### Entries provided ###

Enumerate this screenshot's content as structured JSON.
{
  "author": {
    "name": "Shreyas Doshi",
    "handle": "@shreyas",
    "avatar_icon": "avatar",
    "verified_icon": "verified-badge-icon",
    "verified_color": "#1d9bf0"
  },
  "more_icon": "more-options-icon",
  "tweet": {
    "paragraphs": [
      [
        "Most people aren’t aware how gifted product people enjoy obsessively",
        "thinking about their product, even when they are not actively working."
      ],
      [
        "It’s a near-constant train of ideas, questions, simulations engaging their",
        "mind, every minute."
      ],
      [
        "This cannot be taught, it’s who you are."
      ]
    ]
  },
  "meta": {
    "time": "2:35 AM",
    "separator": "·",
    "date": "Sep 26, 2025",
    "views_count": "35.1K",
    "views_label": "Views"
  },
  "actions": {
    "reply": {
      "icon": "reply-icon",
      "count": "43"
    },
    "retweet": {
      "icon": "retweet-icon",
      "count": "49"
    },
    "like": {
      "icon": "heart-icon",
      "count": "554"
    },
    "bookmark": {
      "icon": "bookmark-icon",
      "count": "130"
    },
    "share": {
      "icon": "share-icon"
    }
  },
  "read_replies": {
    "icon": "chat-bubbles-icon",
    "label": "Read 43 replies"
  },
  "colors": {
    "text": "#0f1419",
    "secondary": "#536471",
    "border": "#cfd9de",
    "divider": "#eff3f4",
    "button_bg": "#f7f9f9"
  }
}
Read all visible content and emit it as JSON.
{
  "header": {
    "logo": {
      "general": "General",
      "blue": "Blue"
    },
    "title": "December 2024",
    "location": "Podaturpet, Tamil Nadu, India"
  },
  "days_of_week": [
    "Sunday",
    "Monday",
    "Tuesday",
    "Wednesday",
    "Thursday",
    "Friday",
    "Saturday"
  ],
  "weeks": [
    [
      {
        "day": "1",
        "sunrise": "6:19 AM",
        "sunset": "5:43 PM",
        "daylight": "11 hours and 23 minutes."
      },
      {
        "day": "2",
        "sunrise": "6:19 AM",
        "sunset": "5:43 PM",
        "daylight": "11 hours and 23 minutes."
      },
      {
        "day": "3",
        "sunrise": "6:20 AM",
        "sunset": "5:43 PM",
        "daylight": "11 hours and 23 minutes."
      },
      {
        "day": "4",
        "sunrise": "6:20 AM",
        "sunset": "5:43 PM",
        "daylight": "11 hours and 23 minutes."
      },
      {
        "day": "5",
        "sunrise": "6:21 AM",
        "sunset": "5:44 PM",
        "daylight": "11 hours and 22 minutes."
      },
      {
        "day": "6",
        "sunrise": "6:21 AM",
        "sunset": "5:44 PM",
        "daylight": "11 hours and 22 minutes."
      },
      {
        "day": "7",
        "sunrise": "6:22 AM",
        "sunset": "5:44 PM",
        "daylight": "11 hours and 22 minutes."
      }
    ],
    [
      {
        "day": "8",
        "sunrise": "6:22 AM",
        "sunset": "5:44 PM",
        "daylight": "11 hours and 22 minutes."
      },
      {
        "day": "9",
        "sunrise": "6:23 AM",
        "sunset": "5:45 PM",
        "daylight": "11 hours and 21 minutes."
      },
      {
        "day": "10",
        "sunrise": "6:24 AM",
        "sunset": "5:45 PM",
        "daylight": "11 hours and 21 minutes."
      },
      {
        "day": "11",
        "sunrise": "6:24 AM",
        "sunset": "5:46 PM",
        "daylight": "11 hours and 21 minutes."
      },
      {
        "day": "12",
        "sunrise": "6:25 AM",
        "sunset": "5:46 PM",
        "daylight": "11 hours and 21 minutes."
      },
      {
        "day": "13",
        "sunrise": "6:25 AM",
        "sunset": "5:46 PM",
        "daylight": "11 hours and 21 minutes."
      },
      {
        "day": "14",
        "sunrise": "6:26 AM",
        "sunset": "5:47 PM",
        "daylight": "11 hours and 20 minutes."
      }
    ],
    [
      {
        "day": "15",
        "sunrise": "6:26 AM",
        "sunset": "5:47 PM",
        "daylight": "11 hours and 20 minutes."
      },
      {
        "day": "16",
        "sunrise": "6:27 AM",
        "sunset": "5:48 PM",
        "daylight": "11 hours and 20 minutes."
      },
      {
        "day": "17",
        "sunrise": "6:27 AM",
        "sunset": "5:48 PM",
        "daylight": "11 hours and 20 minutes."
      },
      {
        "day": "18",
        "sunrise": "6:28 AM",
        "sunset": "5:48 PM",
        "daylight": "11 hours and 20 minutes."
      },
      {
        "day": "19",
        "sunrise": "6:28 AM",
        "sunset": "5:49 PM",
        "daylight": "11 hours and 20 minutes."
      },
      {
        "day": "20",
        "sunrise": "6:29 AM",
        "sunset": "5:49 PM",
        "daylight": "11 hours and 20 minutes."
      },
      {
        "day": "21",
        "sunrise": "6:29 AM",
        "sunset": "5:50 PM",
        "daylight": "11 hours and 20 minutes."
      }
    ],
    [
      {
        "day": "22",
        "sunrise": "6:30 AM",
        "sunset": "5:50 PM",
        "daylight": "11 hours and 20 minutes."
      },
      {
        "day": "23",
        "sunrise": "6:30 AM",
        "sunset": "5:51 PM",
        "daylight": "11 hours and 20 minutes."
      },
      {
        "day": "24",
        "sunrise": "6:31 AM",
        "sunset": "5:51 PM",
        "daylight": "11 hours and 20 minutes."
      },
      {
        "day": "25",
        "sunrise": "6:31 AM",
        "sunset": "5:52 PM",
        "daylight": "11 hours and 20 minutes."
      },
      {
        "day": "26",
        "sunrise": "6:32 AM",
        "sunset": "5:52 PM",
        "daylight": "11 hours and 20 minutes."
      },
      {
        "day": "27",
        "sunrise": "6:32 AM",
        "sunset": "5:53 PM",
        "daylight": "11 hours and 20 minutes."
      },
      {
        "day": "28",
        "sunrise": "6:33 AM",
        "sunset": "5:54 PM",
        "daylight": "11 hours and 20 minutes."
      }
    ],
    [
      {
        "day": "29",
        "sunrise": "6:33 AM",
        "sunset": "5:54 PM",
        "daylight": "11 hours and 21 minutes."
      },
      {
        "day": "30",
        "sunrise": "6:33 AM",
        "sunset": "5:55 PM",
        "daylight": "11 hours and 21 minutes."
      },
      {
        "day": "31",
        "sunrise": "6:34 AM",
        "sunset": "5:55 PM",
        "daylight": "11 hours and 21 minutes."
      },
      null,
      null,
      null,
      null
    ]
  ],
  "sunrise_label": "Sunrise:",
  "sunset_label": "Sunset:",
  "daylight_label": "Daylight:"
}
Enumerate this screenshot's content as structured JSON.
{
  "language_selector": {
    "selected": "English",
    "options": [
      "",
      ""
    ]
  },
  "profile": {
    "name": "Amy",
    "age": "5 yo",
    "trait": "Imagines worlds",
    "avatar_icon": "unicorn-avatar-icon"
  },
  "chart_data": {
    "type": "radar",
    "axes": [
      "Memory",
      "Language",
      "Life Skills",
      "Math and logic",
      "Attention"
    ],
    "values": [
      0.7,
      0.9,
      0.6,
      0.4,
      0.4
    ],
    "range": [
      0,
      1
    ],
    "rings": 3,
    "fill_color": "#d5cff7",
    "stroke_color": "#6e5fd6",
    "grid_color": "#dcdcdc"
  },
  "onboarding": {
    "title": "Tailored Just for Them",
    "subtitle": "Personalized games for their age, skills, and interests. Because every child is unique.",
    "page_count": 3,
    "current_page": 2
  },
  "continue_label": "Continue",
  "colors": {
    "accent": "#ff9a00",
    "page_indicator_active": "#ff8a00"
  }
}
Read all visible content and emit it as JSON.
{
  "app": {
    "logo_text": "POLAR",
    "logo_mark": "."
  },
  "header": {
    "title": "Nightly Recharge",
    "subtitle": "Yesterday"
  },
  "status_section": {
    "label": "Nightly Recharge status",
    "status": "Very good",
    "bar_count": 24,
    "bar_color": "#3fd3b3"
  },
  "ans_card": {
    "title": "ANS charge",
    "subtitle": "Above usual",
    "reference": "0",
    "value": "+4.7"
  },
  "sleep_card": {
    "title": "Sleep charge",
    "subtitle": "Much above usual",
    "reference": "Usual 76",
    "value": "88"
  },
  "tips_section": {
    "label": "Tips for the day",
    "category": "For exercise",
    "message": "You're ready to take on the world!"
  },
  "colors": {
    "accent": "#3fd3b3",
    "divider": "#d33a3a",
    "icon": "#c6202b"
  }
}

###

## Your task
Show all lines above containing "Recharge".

## Answer box
    "title": "Nightly Recharge",
    "label": "Nightly Recharge status",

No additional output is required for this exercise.